DATA FOR ANALYSIS
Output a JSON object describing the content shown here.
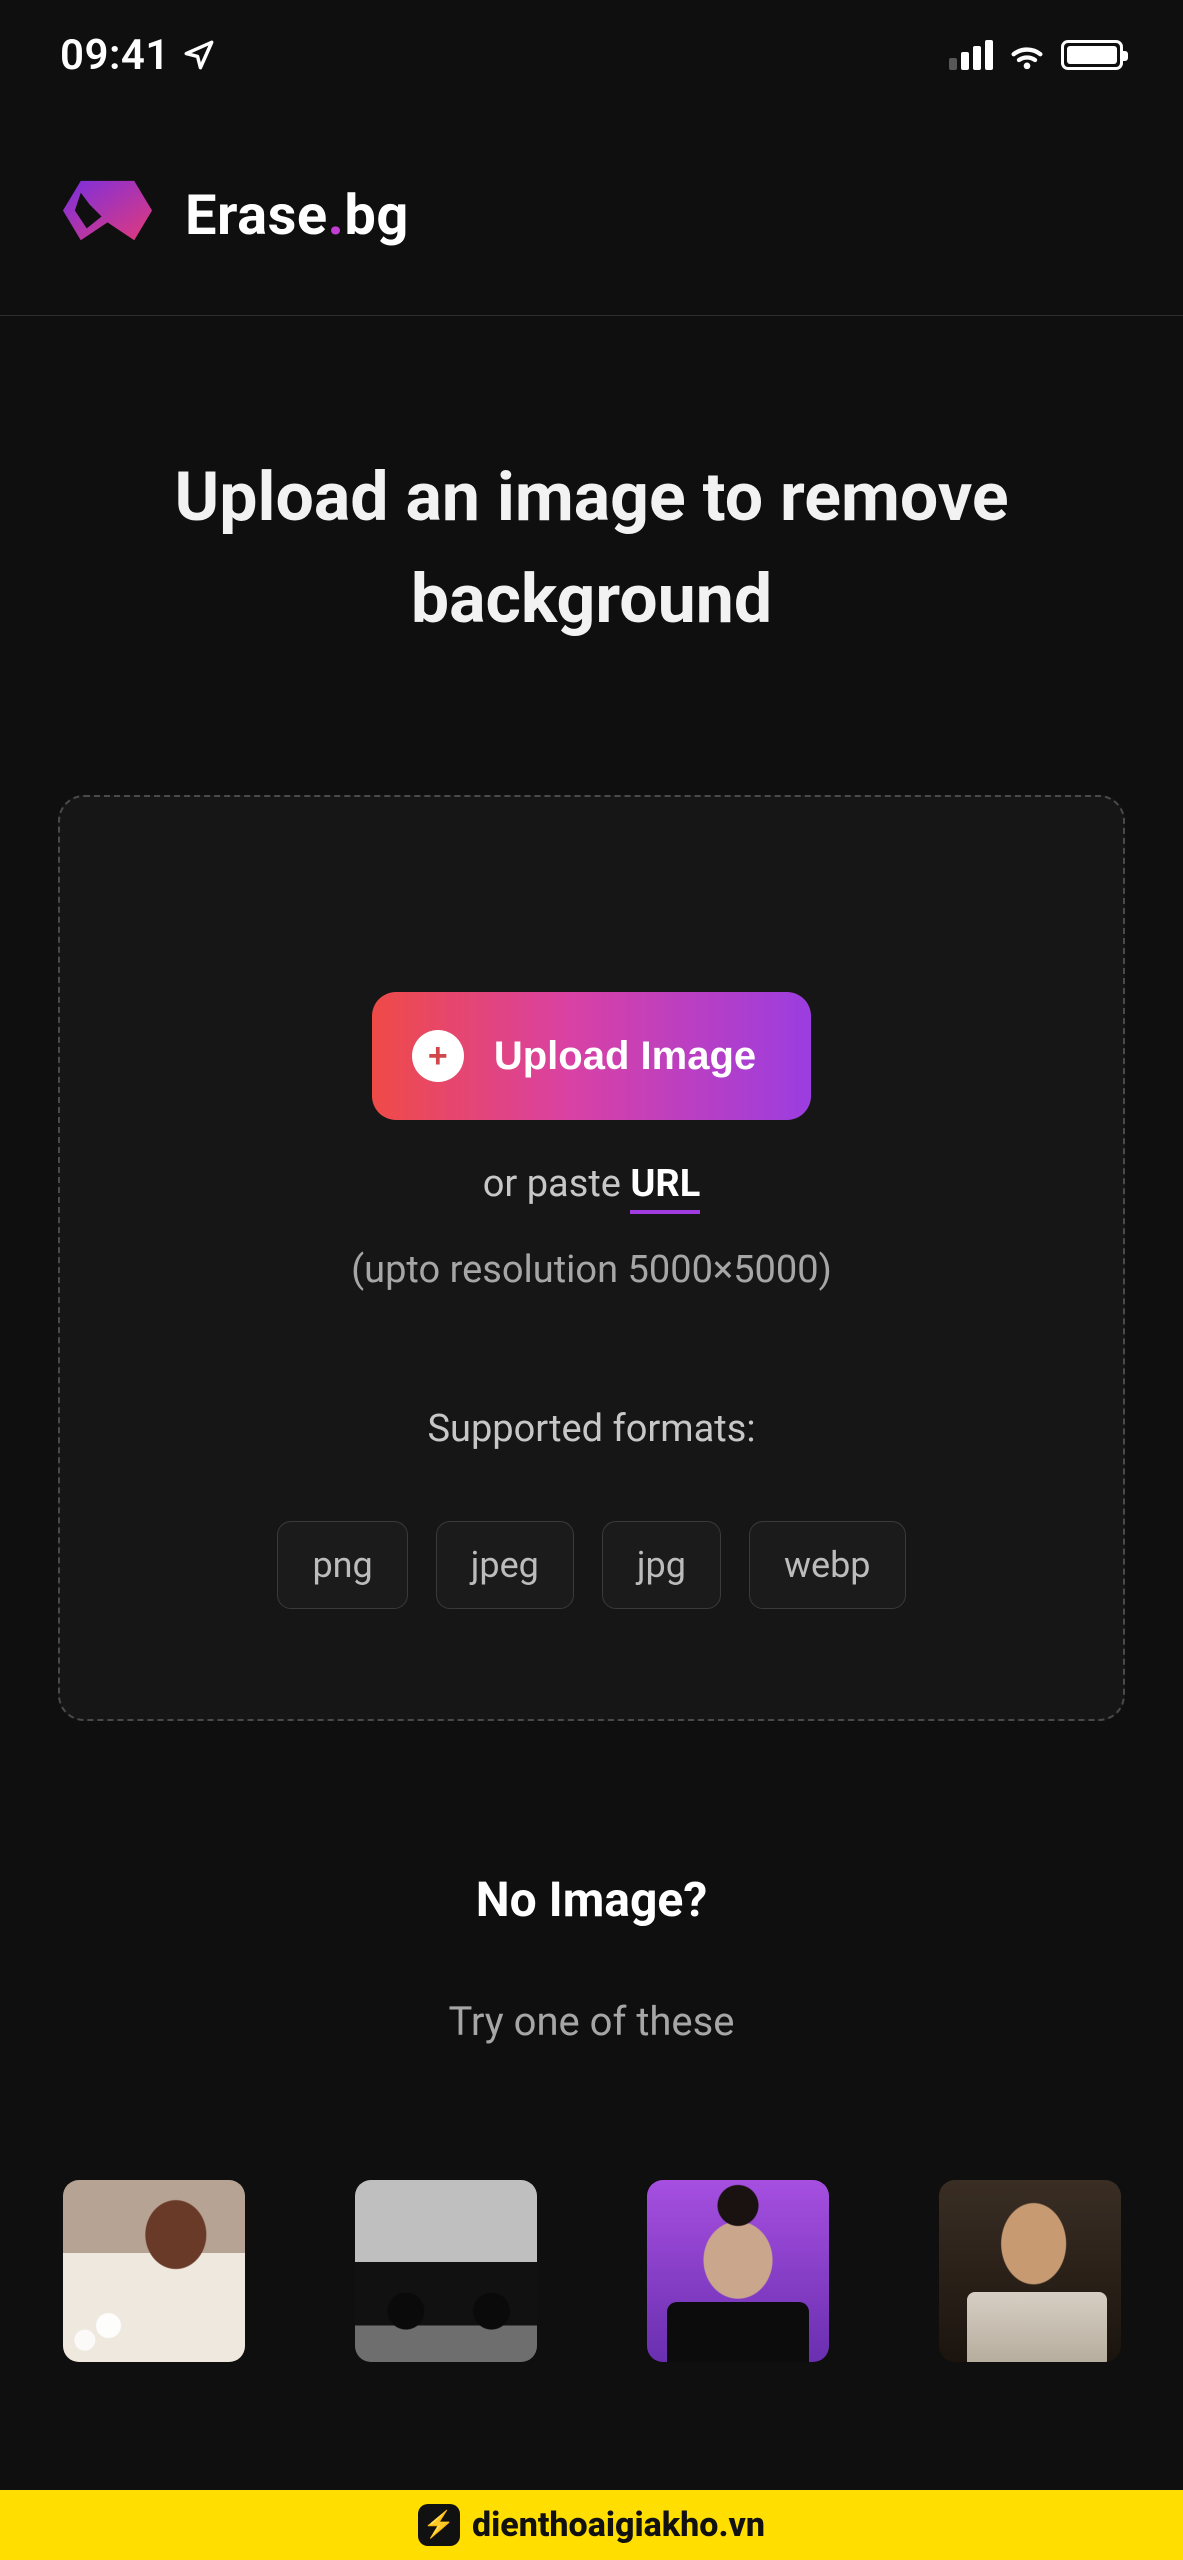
{
  "status": {
    "time": "09:41"
  },
  "header": {
    "brand_main": "Erase",
    "brand_dot": ".",
    "brand_suffix": "bg"
  },
  "hero": {
    "title": "Upload an image to remove background"
  },
  "upload": {
    "button_label": "Upload Image",
    "paste_prefix": "or paste ",
    "paste_link": "URL",
    "resolution": "(upto resolution 5000×5000)",
    "formats_label": "Supported formats:",
    "formats": [
      "png",
      "jpeg",
      "jpg",
      "webp"
    ]
  },
  "noimage": {
    "title": "No Image?",
    "subtitle": "Try one of these"
  },
  "samples": [
    {
      "alt": "Woman in white blazer, bokeh background"
    },
    {
      "alt": "Dark muscle car side view"
    },
    {
      "alt": "Woman with hair bun on purple background"
    },
    {
      "alt": "Man with glasses, warm studio lighting"
    }
  ],
  "watermark": {
    "text": "dienthoaigiakho.vn"
  }
}
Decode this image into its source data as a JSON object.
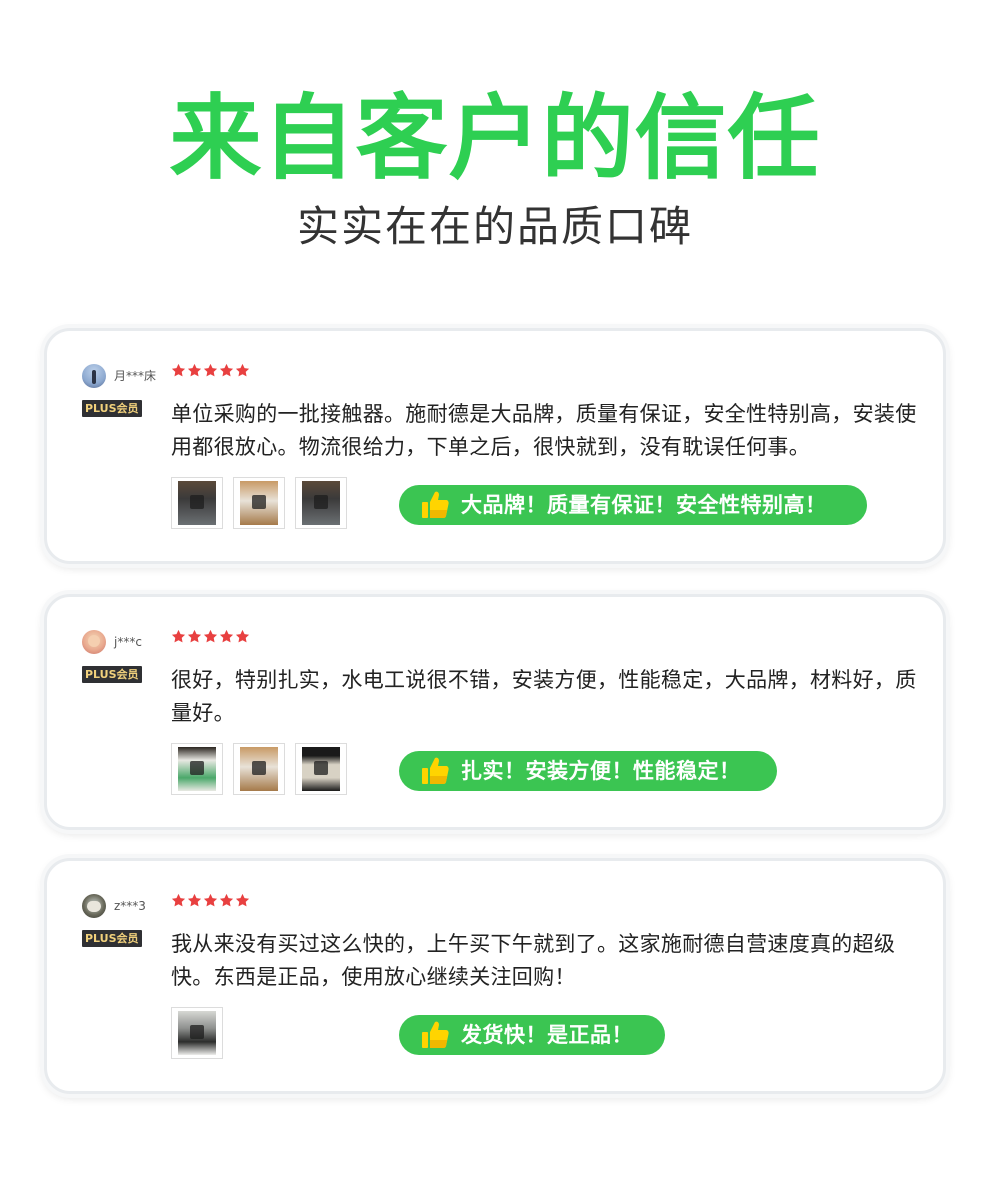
{
  "header": {
    "title": "来自客户的信任",
    "subtitle": "实实在在的品质口碑"
  },
  "colors": {
    "accent_green": "#2ecf52",
    "pill_green": "#3bc552",
    "star_red": "#e84040",
    "badge_bg": "#2f3033",
    "badge_text": "#f1d17c"
  },
  "reviews": [
    {
      "username": "月***床",
      "badge": "PLUS会员",
      "rating": 5,
      "text": "单位采购的一批接触器。施耐德是大品牌，质量有保证，安全性特别高，安装使用都很放心。物流很给力，下单之后，很快就到，没有耽误任何事。",
      "photo_count": 3,
      "highlight": "大品牌！质量有保证！安全性特别高！",
      "highlight_icon": "thumbs-up-icon"
    },
    {
      "username": "j***c",
      "badge": "PLUS会员",
      "rating": 5,
      "text": "很好，特别扎实，水电工说很不错，安装方便，性能稳定，大品牌，材料好，质量好。",
      "photo_count": 3,
      "highlight": "扎实！安装方便！性能稳定！",
      "highlight_icon": "thumbs-up-icon"
    },
    {
      "username": "z***3",
      "badge": "PLUS会员",
      "rating": 5,
      "text": "我从来没有买过这么快的，上午买下午就到了。这家施耐德自营速度真的超级快。东西是正品，使用放心继续关注回购！",
      "photo_count": 1,
      "highlight": "发货快！是正品！",
      "highlight_icon": "thumbs-up-icon"
    }
  ]
}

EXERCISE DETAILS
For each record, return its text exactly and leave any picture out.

EXERCISE RESULT
Output a JSON object describing the content shown here.
{
  "status": {
    "time": "09:41"
  },
  "header": {
    "brand_main": "Erase",
    "brand_dot": ".",
    "brand_suffix": "bg"
  },
  "hero": {
    "title": "Upload an image to remove background"
  },
  "upload": {
    "button_label": "Upload Image",
    "paste_prefix": "or paste ",
    "paste_link": "URL",
    "resolution": "(upto resolution 5000×5000)",
    "formats_label": "Supported formats:",
    "formats": [
      "png",
      "jpeg",
      "jpg",
      "webp"
    ]
  },
  "noimage": {
    "title": "No Image?",
    "subtitle": "Try one of these"
  },
  "samples": [
    {
      "alt": "Woman in white blazer, bokeh background"
    },
    {
      "alt": "Dark muscle car side view"
    },
    {
      "alt": "Woman with hair bun on purple background"
    },
    {
      "alt": "Man with glasses, warm studio lighting"
    }
  ],
  "watermark": {
    "text": "dienthoaigiakho.vn"
  }
}
Decode this image into its source data as a JSON object.
{
  "header": {
    "title": "来自客户的信任",
    "subtitle": "实实在在的品质口碑"
  },
  "colors": {
    "accent_green": "#2ecf52",
    "pill_green": "#3bc552",
    "star_red": "#e84040",
    "badge_bg": "#2f3033",
    "badge_text": "#f1d17c"
  },
  "reviews": [
    {
      "username": "月***床",
      "badge": "PLUS会员",
      "rating": 5,
      "text": "单位采购的一批接触器。施耐德是大品牌，质量有保证，安全性特别高，安装使用都很放心。物流很给力，下单之后，很快就到，没有耽误任何事。",
      "photo_count": 3,
      "highlight": "大品牌！质量有保证！安全性特别高！",
      "highlight_icon": "thumbs-up-icon"
    },
    {
      "username": "j***c",
      "badge": "PLUS会员",
      "rating": 5,
      "text": "很好，特别扎实，水电工说很不错，安装方便，性能稳定，大品牌，材料好，质量好。",
      "photo_count": 3,
      "highlight": "扎实！安装方便！性能稳定！",
      "highlight_icon": "thumbs-up-icon"
    },
    {
      "username": "z***3",
      "badge": "PLUS会员",
      "rating": 5,
      "text": "我从来没有买过这么快的，上午买下午就到了。这家施耐德自营速度真的超级快。东西是正品，使用放心继续关注回购！",
      "photo_count": 1,
      "highlight": "发货快！是正品！",
      "highlight_icon": "thumbs-up-icon"
    }
  ]
}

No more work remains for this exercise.